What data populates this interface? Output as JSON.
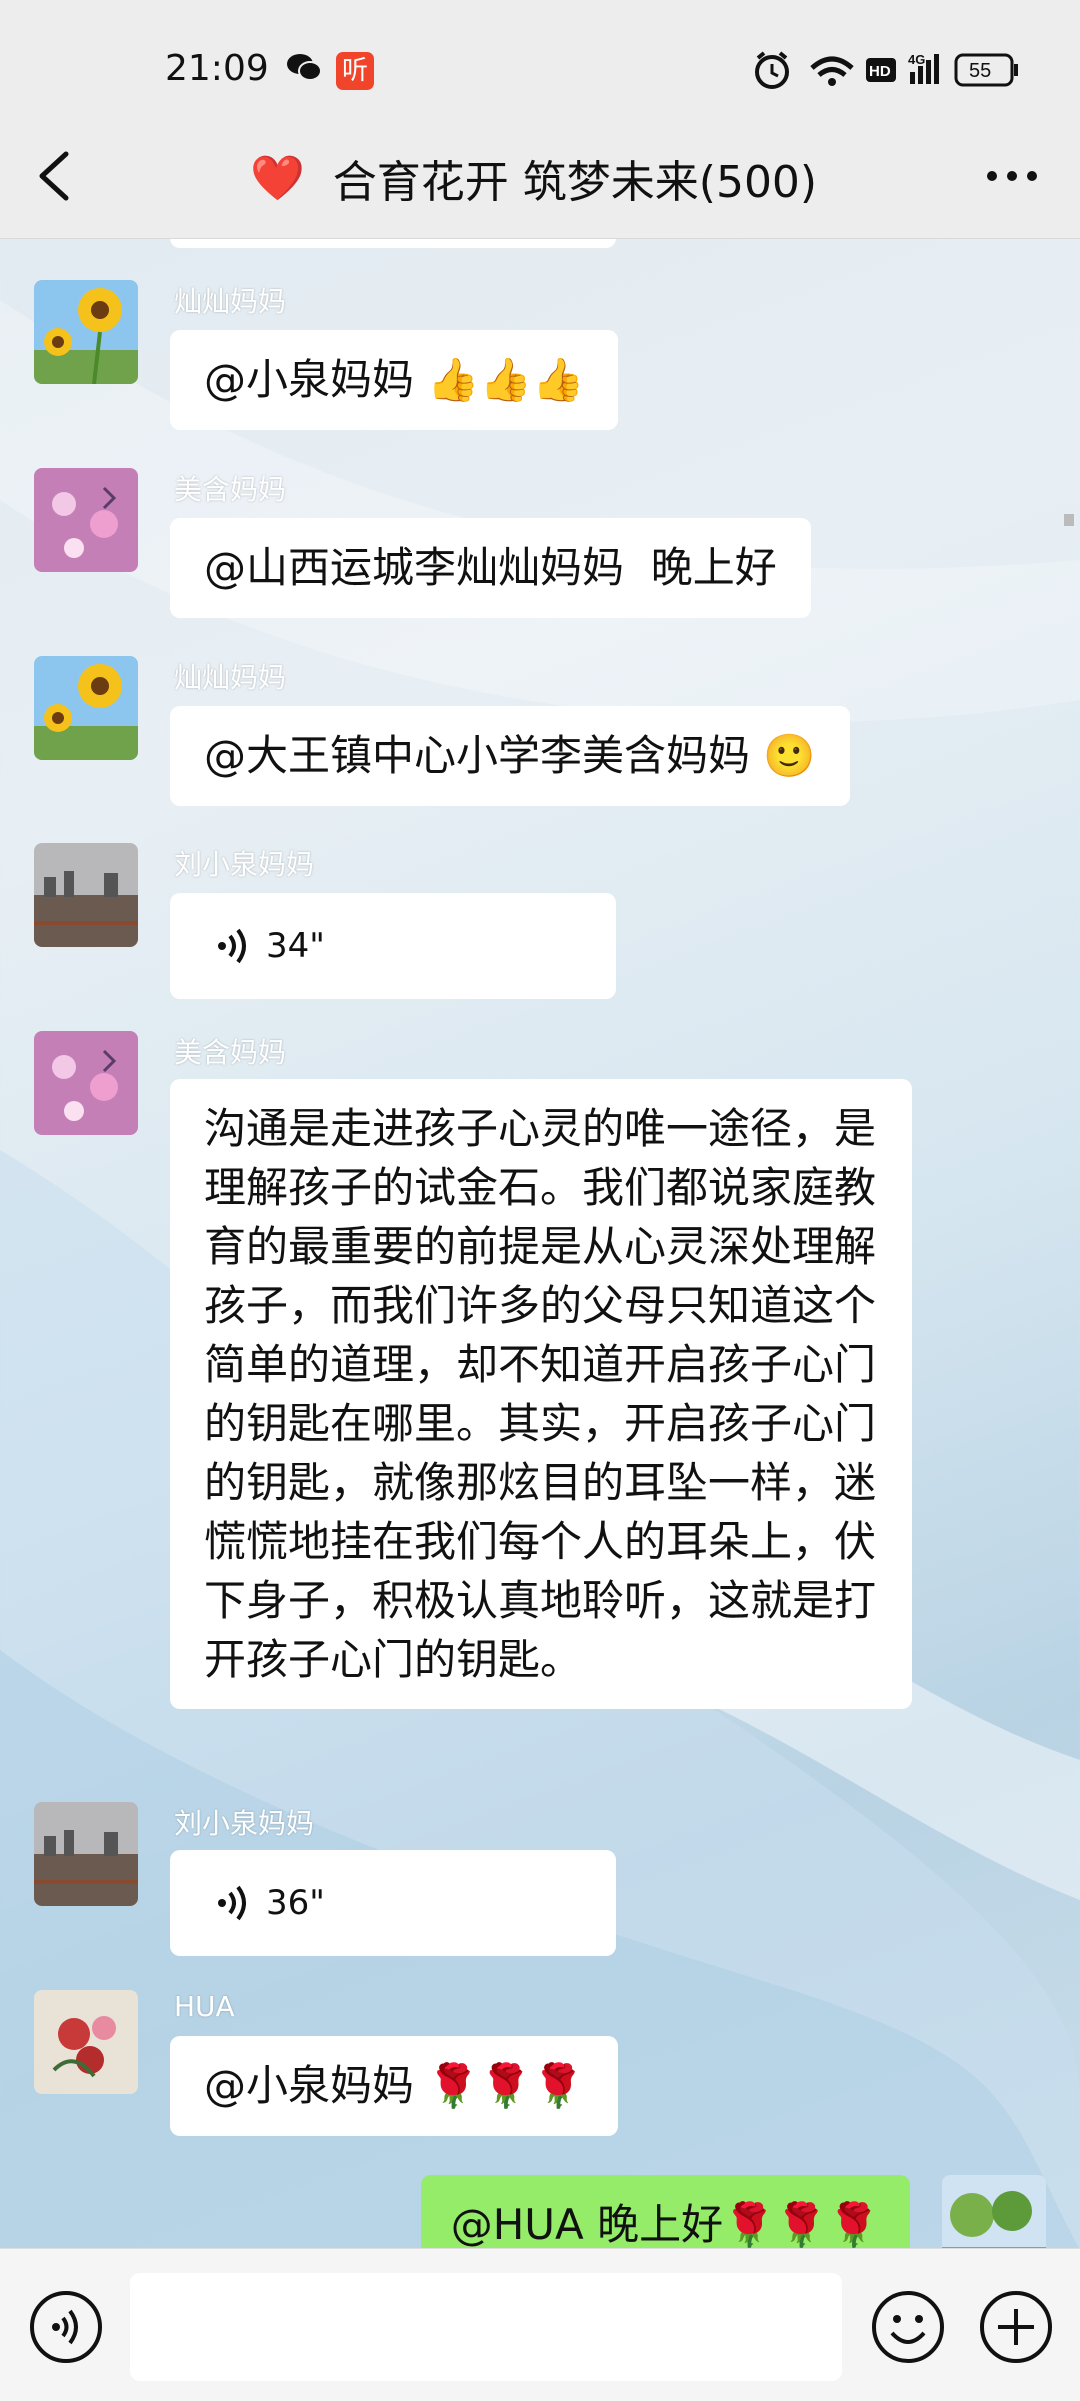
{
  "status_bar": {
    "time": "21:09",
    "ting_label": "听",
    "network": "4G",
    "hd": "HD",
    "battery": "55"
  },
  "header": {
    "title_heart": "❤️",
    "title": "合育花开 筑梦未来(500)"
  },
  "messages": [
    {
      "sender": "灿灿妈妈",
      "avatar": "sunflower",
      "text": "@小泉妈妈 👍👍👍"
    },
    {
      "sender": "美含妈妈",
      "avatar": "cosmos",
      "text": "@山西运城李灿灿妈妈  晚上好"
    },
    {
      "sender": "灿灿妈妈",
      "avatar": "sunflower",
      "text": "@大王镇中心小学李美含妈妈 🙂"
    },
    {
      "sender": "刘小泉妈妈",
      "avatar": "lake",
      "voice_duration": "34\""
    },
    {
      "sender": "美含妈妈",
      "avatar": "cosmos",
      "text": "沟通是走进孩子心灵的唯一途径，是理解孩子的试金石。我们都说家庭教育的最重要的前提是从心灵深处理解孩子，而我们许多的父母只知道这个简单的道理，却不知道开启孩子心门的钥匙在哪里。其实，开启孩子心门的钥匙，就像那炫目的耳坠一样，迷慌慌地挂在我们每个人的耳朵上，伏下身子，积极认真地聆听，这就是打开孩子心门的钥匙。"
    },
    {
      "sender": "刘小泉妈妈",
      "avatar": "lake",
      "voice_duration": "36\""
    },
    {
      "sender": "HUA",
      "avatar": "peony",
      "text": "@小泉妈妈 🌹🌹🌹"
    },
    {
      "sender": "me",
      "avatar": "trees",
      "text": "@HUA 晚上好🌹🌹🌹"
    }
  ],
  "colors": {
    "self_bubble": "#95ec69",
    "bubble": "#ffffff",
    "bar": "#ededed"
  },
  "icons": {
    "voice_toggle": "voice-icon",
    "emoji": "emoji-icon",
    "plus": "plus-icon",
    "back": "back-arrow-icon",
    "more": "more-icon"
  }
}
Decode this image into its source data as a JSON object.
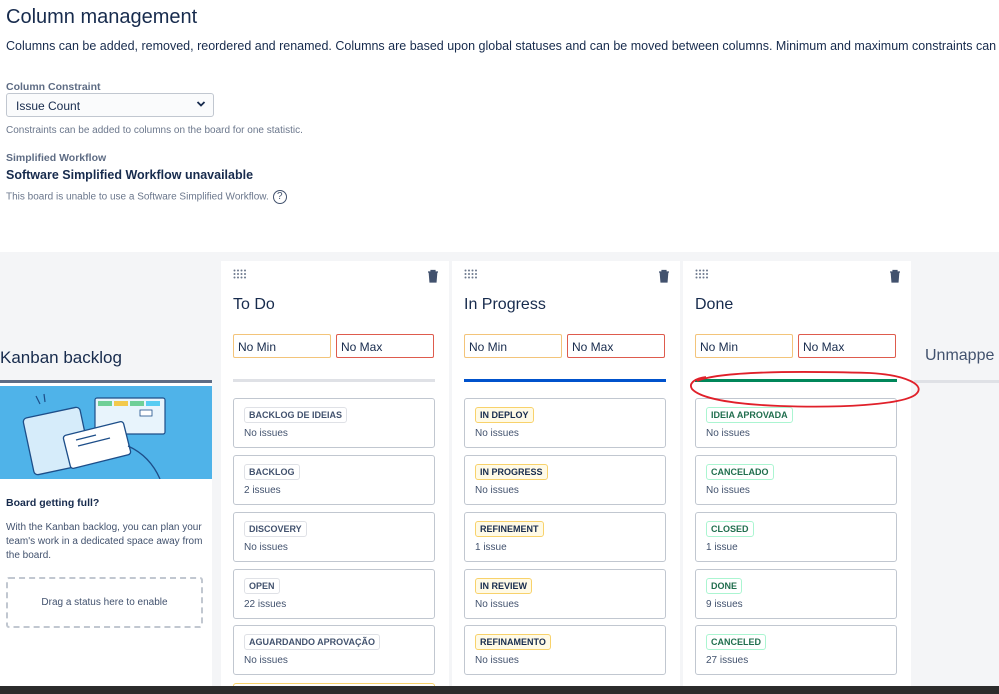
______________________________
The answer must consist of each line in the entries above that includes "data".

▸ Result for this task:
What data populates this interface? Output as JSON.
Decode this image into its source data as a JSON object.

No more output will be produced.